If you’ve ever played a sport that involves significant time spent in the overhead position (baseball, basketball, swimming, tennis, volleyball, lacrosse, etc) you probably know very well that the repetition in these positions can cause issues that can lead to injuries. The facts are that repeated overhead stress and force cause microscopic trauma to the muscles and tendons.
This isn’t a bad thing, necessarily. Some of the adaptations that occur from repeated overhead exposure lead to increases in performance, and that’s what every overhead athlete is after! However, it’s important to be aware of this, and know the typical changes that are seen over time, so that prevention is the focus – not rehab after a significant injury or surgery.
Here are some of the most common adaptations.
External rotation weakness: Think about it. All overhead sports about propelling things FORWARD – not backward. Resistance backward would improve external rotation strength, but this is simply not how overhead sports work. So you lose the strength in this particular group of muscles because they’re not being properly strengthened and conditioned – if you’re not taking the necessary precautions.
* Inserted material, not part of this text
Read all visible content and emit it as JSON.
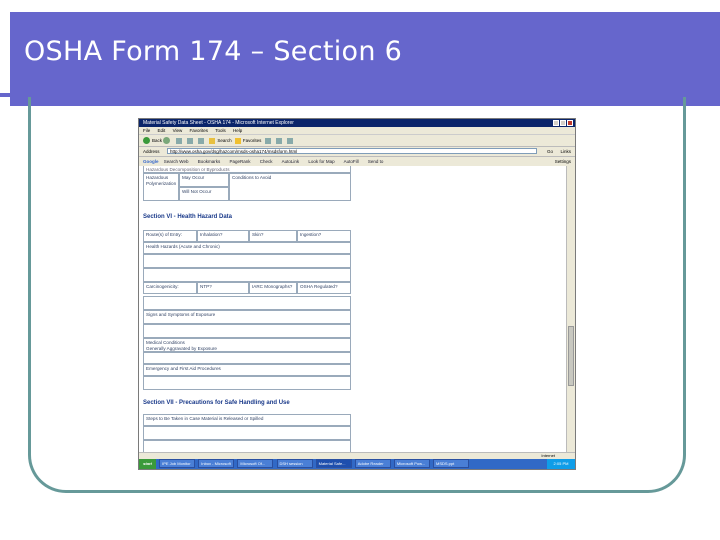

Excessive external rotation range of motion. This is a byproduct of trying to generate a lot of force forward. And it’s not just pitchers that develop this excessive range. Again, this by itself is not a problem, it’s an evolution. However, if left unchecked, it’ll cause some down range issues.
Decreased internal rotation. The total arc of our shoulder ROM doesn’t increase. Something’s gotta give. Often it’s a decrease in internal rotation.
Dysfunctional motion of our shoulder blade. This is often overlooked. In an upcoming video we’re going to get into the specifics of this. And we’re going to talk about what can be done to address it, so you stay in the game and perform at your absolute highest level.
Stay tuned on some really important, and basic, exercises you can do to keep yourself out of PT and away from the surgeon’s hands!